Madaba, also donned as “The City of Mosaics” is a city with an archaic history of mosaic culture. It is most popular for its churches, which date back to the 6th and 7th century, that are adorned with colorful and rich mosaic floors. Furthermore, local government has expended a large number of resources into mosaics education. The Madaba Mosaic School was created in order to train local craftsmen in the methods and techniques of mosaic conservation, as well how to produce original mosaics. This effort guarantees a strong development of continued mosaics craftsmanship.

The designation of World Craft City will expect Madaba to fulfill its commitment to its title. This will include an expansion of international exchanges, working and communicating with other Crafts Cities to provide a higher and more efficient platform for the world of craftspeople.

About The WCC

The World Crafts Council has five regional branches (Africa, Asia, Latin America, North America and Europe. It is an international, non-governmental, non-profit organization recognized by UNESCO, founded in 1964. Its general objectives are to strengthen the status of crafts as a vital part of cultural and economic life, to promote a sense of fellowship among the craftspeople of the world and to offer them encouragement, help and advice.

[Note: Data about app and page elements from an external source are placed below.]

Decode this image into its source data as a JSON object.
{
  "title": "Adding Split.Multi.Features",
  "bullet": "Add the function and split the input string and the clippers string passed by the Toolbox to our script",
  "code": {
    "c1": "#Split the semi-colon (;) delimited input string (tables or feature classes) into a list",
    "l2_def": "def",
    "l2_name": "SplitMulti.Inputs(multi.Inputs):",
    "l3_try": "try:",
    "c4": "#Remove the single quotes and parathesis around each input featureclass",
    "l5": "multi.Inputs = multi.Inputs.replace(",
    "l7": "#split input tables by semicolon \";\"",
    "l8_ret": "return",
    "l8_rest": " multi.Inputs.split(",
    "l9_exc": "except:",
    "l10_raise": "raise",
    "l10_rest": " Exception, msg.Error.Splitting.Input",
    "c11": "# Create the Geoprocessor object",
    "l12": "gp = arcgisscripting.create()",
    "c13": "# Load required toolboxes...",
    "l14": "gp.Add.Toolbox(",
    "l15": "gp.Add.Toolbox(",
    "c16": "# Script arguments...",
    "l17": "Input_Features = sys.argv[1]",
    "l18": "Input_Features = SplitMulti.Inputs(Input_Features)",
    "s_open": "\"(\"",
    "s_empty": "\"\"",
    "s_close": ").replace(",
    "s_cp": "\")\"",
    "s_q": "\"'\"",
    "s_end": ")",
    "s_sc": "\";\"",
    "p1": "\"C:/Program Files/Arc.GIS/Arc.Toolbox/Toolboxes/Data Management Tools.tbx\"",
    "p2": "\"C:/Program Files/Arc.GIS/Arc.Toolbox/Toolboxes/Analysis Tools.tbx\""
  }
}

About Madaba’s Mosaic History

The first mosaics were discovered purely by chance during the building of the new permanent dwellings using squared-up stones from the old monuments. The new inhabitants of Madaba, made conscious of the importance of the mosaics by their priests, made sure that they took care of and preserved all the mosaics that came to light. The Map of Madaba mosaic was discovered in 1896 and the findings were published a year later. This discovery drew the attention of scholars worldwide. It also positively influenced the inhabitants, who shared the contagious passion of F. Giuseppe Manfredi, to whom the rediscovery of most of the city's mosaics are owed.